Maurice L. Harris
Projection design for the opera Pagliacci by Camilla Tassi YSD '21

In episode #2 of the Schwarzman Center web series, O​ne, MFA student Camilla Tassi YSD ‘21 talks with Estefani Castro YSD ‘21 about her work in projection design—the integration of digital projection into live events. Tassi discusses how she uses technology to spark emotional connections in opera, classical music and experimental arts, and she reflects on physical distance as an opportunity for dialogue between artists and audiences.

Tassi’s pursuits in projection design stemmed from her early exposure to opera, as well as her interdisciplinary background in computer science and music.

She explained, I grew up in Florence, Italy. My grandma, when I was about 10 years old, gave me a CD of Verdi’s Nabucco. And even though, to be honest, I was just listening to one track over and over…I know I wasn’t having some, you know, deeply intellectual connection to opera. I didn’t even know about harmonic progressions much.”

Tassi would go on to achieve Bachelor of Science and Bachelor of Arts degrees in Computer Science and Music, respectively, at the University of Notre Dame. She would later earn her Master of Arts degree in Digital Musics at Dartmouth College and serve for a year as a Special Research Fellow in Projection Design at Yale before joining Yale School of Drama as an MFA student.

I’m interested in using design as a tool to help ask, "Why are we doing this piece of music, this piece of work today? Why in this space?" — to question the work more fully.
Camilla Tassi, Yale School of Drama '21

She continued, “I’m interested in using design as a tool to help ask, Why are we doing this piece of music, this piece of work today? Why in this space? — to question the work more fully.”

While studying remotely from Florida, and without access to theater-grade projectors, Tassi has been designing prototypes on a handheld “pico” projector. She remains undaunted by the disruption, however, and says that physical distance might inspire artists to focus less on the “spectacle aspect” of visual design and more on the intentionality of their work in relation to the stories the visuals support.

Tassi also offered a word of gratitude to the Schwarzman Center saying, “I’ve been thinking a lot about students graduating from Yale, both at the undergraduate and graduate levels, and how the pandemic has resulted into the cancellation of a lot of their culminating degree work, particularly the recitals. And so, I felt compelled to reach out to students…and see if they were willing to share and record at a distance. It’s actually thanks to the Schwarzman Center that they were willing to be a platform for this cross-departmental sharing and creation of art in this period.”

Castro, the host of episode #2, is an MFA student in the Yale School of Drama’s Theater Management program and works as the assistant director for stakeholder engagement at the Schwarzman Center.
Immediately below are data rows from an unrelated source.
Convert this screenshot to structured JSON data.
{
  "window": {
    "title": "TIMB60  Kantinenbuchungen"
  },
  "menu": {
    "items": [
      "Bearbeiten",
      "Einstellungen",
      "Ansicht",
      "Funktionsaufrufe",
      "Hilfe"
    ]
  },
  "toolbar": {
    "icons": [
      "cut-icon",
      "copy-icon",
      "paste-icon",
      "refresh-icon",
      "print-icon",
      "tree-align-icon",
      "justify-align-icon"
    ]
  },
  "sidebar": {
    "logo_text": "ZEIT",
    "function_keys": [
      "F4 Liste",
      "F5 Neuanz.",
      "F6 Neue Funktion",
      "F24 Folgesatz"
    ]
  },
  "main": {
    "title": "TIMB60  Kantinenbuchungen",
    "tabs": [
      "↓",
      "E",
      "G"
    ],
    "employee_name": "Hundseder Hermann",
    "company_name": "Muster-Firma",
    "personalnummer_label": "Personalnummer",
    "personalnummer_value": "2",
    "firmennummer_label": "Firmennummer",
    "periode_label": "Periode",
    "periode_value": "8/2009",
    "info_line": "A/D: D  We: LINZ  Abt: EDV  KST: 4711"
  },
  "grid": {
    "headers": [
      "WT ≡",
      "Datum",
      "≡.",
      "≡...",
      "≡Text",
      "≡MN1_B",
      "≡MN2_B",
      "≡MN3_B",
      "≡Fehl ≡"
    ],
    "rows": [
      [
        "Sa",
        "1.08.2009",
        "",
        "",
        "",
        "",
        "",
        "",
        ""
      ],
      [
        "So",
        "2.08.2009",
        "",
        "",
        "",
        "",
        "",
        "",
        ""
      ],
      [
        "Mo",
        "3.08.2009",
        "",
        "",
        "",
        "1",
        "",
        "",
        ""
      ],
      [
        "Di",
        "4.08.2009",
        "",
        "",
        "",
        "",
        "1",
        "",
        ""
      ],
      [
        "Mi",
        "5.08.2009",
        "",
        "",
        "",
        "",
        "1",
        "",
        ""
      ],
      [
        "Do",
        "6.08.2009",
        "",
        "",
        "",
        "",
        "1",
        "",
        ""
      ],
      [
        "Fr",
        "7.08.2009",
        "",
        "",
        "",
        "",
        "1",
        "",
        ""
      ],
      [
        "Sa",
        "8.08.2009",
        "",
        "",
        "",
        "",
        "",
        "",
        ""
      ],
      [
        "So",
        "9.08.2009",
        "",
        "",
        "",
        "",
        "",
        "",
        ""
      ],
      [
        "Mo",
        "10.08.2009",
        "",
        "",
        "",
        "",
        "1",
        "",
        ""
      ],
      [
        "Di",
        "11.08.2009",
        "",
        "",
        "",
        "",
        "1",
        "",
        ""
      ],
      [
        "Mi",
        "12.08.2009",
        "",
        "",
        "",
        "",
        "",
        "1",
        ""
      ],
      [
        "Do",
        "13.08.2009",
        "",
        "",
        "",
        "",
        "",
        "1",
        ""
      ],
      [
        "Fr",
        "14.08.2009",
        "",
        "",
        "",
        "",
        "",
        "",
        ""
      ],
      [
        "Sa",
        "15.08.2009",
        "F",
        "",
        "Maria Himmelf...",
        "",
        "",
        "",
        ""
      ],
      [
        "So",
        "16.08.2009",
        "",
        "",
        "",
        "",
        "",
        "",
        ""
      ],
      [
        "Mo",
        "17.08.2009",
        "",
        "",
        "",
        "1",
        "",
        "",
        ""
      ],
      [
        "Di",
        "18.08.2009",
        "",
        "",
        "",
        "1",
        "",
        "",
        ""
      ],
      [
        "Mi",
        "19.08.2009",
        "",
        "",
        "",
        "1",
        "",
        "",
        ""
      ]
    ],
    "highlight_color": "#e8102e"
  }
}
She conducted the interview with Tassi remotely via Zoom from her residence in New Haven, Connecticut.

One, a web series produced by the Schwarzman Center, highlights interdisciplinary approaches to the arts in relation to the Center’s values of collaboration, wellness and belonging. The inaugural season illuminates the creative and academic merits of student works impacted by social distance and explores perspectives on community-building among dispersed groups.  The series title, One, is a nod to the Schwarzman Center’s aspiration to advance a sense of “One Yale” and create an interconnected community that builds new traditions of student engagement around the campus and into the world.

Subscribe to One on the Schwarzman Center YouTube channel. Connect with the Schwarzman Center on FacebookTwitter and Instagram for the latest digital content and announcements.